Task prompt:
Write the listing out again word for word, skipping each picture.

Source material:
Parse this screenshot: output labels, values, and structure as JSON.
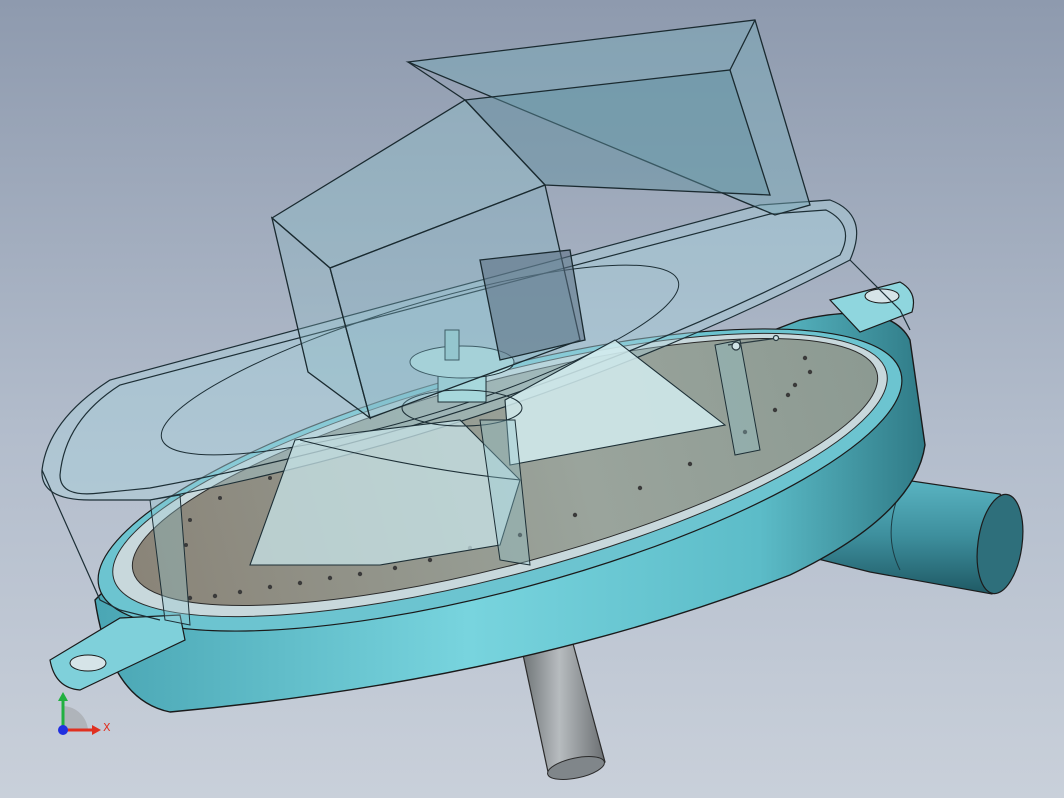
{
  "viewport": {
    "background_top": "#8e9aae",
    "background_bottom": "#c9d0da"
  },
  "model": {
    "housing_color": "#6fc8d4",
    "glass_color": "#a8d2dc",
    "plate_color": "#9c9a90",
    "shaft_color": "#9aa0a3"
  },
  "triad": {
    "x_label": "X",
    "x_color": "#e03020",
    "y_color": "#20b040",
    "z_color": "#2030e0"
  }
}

Exercise answer:
Parse this screenshot: output labels, values, and structure as JSON.
{
  "viewport": {
    "background_top": "#8e9aae",
    "background_bottom": "#c9d0da"
  },
  "model": {
    "housing_color": "#6fc8d4",
    "glass_color": "#a8d2dc",
    "plate_color": "#9c9a90",
    "shaft_color": "#9aa0a3"
  },
  "triad": {
    "x_label": "X",
    "x_color": "#e03020",
    "y_color": "#20b040",
    "z_color": "#2030e0"
  }
}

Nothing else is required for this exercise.